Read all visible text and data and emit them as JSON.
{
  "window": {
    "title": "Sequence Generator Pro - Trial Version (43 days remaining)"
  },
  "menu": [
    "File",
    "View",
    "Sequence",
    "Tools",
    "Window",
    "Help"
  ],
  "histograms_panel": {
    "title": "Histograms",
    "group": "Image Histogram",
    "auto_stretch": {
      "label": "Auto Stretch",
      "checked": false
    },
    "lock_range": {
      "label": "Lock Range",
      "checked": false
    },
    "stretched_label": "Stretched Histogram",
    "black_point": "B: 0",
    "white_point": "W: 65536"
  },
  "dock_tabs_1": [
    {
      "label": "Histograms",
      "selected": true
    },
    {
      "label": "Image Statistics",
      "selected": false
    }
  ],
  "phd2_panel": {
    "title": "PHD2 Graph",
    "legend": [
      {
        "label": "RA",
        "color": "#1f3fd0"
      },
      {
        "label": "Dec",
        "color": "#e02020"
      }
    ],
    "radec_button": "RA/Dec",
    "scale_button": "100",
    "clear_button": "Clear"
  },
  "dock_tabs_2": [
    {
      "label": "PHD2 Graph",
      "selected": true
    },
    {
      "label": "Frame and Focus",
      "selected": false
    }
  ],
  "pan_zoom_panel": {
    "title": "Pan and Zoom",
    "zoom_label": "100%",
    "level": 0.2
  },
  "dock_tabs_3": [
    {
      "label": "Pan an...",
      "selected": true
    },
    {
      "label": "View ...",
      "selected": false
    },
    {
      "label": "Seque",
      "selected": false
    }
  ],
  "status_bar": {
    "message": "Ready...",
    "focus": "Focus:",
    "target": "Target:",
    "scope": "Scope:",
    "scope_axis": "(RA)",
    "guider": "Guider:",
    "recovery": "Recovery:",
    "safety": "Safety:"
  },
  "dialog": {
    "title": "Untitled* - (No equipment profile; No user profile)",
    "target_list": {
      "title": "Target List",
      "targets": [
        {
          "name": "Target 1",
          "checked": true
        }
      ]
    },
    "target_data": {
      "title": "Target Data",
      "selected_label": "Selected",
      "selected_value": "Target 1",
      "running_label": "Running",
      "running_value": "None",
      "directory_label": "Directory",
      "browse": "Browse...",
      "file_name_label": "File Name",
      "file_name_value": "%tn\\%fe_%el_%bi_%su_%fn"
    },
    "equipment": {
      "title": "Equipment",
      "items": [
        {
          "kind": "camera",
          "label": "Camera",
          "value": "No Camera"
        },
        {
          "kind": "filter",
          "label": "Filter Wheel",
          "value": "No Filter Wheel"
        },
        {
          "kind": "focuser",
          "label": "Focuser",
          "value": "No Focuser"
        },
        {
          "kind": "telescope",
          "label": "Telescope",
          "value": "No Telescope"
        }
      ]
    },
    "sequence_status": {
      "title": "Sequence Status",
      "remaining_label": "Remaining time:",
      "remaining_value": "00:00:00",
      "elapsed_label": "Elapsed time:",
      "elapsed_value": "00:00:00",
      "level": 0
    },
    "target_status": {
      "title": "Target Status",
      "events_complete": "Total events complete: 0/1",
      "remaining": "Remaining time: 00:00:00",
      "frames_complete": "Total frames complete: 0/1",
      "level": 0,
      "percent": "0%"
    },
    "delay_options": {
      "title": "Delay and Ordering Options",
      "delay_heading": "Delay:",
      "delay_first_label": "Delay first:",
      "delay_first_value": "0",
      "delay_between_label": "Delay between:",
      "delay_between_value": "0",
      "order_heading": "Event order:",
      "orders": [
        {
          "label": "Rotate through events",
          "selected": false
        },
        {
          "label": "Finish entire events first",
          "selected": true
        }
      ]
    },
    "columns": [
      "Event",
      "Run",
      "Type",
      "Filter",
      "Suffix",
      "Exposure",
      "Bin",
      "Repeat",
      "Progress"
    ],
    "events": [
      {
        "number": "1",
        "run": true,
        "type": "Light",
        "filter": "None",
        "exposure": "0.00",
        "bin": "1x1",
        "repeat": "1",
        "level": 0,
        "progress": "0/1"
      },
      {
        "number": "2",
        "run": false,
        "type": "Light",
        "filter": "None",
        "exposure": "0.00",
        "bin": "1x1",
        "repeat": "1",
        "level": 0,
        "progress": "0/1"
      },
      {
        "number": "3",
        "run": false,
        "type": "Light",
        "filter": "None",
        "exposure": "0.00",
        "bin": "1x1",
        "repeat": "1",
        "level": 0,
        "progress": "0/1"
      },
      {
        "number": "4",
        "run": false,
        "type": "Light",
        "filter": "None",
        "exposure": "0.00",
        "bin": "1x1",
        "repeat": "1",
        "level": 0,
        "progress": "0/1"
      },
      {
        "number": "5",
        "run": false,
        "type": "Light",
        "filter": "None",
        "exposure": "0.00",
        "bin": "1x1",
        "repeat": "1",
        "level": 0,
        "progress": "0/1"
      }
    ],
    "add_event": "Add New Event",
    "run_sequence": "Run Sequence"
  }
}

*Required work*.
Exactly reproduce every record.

*Exercise result*.
Read all visible text and data and emit them as JSON.
{
  "window": {
    "title": "Sequence Generator Pro - Trial Version (43 days remaining)"
  },
  "menu": [
    "File",
    "View",
    "Sequence",
    "Tools",
    "Window",
    "Help"
  ],
  "histograms_panel": {
    "title": "Histograms",
    "group": "Image Histogram",
    "auto_stretch": {
      "label": "Auto Stretch",
      "checked": false
    },
    "lock_range": {
      "label": "Lock Range",
      "checked": false
    },
    "stretched_label": "Stretched Histogram",
    "black_point": "B: 0",
    "white_point": "W: 65536"
  },
  "dock_tabs_1": [
    {
      "label": "Histograms",
      "selected": true
    },
    {
      "label": "Image Statistics",
      "selected": false
    }
  ],
  "phd2_panel": {
    "title": "PHD2 Graph",
    "legend": [
      {
        "label": "RA",
        "color": "#1f3fd0"
      },
      {
        "label": "Dec",
        "color": "#e02020"
      }
    ],
    "radec_button": "RA/Dec",
    "scale_button": "100",
    "clear_button": "Clear"
  },
  "dock_tabs_2": [
    {
      "label": "PHD2 Graph",
      "selected": true
    },
    {
      "label": "Frame and Focus",
      "selected": false
    }
  ],
  "pan_zoom_panel": {
    "title": "Pan and Zoom",
    "zoom_label": "100%",
    "level": 0.2
  },
  "dock_tabs_3": [
    {
      "label": "Pan an...",
      "selected": true
    },
    {
      "label": "View ...",
      "selected": false
    },
    {
      "label": "Seque",
      "selected": false
    }
  ],
  "status_bar": {
    "message": "Ready...",
    "focus": "Focus:",
    "target": "Target:",
    "scope": "Scope:",
    "scope_axis": "(RA)",
    "guider": "Guider:",
    "recovery": "Recovery:",
    "safety": "Safety:"
  },
  "dialog": {
    "title": "Untitled* - (No equipment profile; No user profile)",
    "target_list": {
      "title": "Target List",
      "targets": [
        {
          "name": "Target 1",
          "checked": true
        }
      ]
    },
    "target_data": {
      "title": "Target Data",
      "selected_label": "Selected",
      "selected_value": "Target 1",
      "running_label": "Running",
      "running_value": "None",
      "directory_label": "Directory",
      "browse": "Browse...",
      "file_name_label": "File Name",
      "file_name_value": "%tn\\%fe_%el_%bi_%su_%fn"
    },
    "equipment": {
      "title": "Equipment",
      "items": [
        {
          "kind": "camera",
          "label": "Camera",
          "value": "No Camera"
        },
        {
          "kind": "filter",
          "label": "Filter Wheel",
          "value": "No Filter Wheel"
        },
        {
          "kind": "focuser",
          "label": "Focuser",
          "value": "No Focuser"
        },
        {
          "kind": "telescope",
          "label": "Telescope",
          "value": "No Telescope"
        }
      ]
    },
    "sequence_status": {
      "title": "Sequence Status",
      "remaining_label": "Remaining time:",
      "remaining_value": "00:00:00",
      "elapsed_label": "Elapsed time:",
      "elapsed_value": "00:00:00",
      "level": 0
    },
    "target_status": {
      "title": "Target Status",
      "events_complete": "Total events complete: 0/1",
      "remaining": "Remaining time: 00:00:00",
      "frames_complete": "Total frames complete: 0/1",
      "level": 0,
      "percent": "0%"
    },
    "delay_options": {
      "title": "Delay and Ordering Options",
      "delay_heading": "Delay:",
      "delay_first_label": "Delay first:",
      "delay_first_value": "0",
      "delay_between_label": "Delay between:",
      "delay_between_value": "0",
      "order_heading": "Event order:",
      "orders": [
        {
          "label": "Rotate through events",
          "selected": false
        },
        {
          "label": "Finish entire events first",
          "selected": true
        }
      ]
    },
    "columns": [
      "Event",
      "Run",
      "Type",
      "Filter",
      "Suffix",
      "Exposure",
      "Bin",
      "Repeat",
      "Progress"
    ],
    "events": [
      {
        "number": "1",
        "run": true,
        "type": "Light",
        "filter": "None",
        "exposure": "0.00",
        "bin": "1x1",
        "repeat": "1",
        "level": 0,
        "progress": "0/1"
      },
      {
        "number": "2",
        "run": false,
        "type": "Light",
        "filter": "None",
        "exposure": "0.00",
        "bin": "1x1",
        "repeat": "1",
        "level": 0,
        "progress": "0/1"
      },
      {
        "number": "3",
        "run": false,
        "type": "Light",
        "filter": "None",
        "exposure": "0.00",
        "bin": "1x1",
        "repeat": "1",
        "level": 0,
        "progress": "0/1"
      },
      {
        "number": "4",
        "run": false,
        "type": "Light",
        "filter": "None",
        "exposure": "0.00",
        "bin": "1x1",
        "repeat": "1",
        "level": 0,
        "progress": "0/1"
      },
      {
        "number": "5",
        "run": false,
        "type": "Light",
        "filter": "None",
        "exposure": "0.00",
        "bin": "1x1",
        "repeat": "1",
        "level": 0,
        "progress": "0/1"
      }
    ],
    "add_event": "Add New Event",
    "run_sequence": "Run Sequence"
  }
}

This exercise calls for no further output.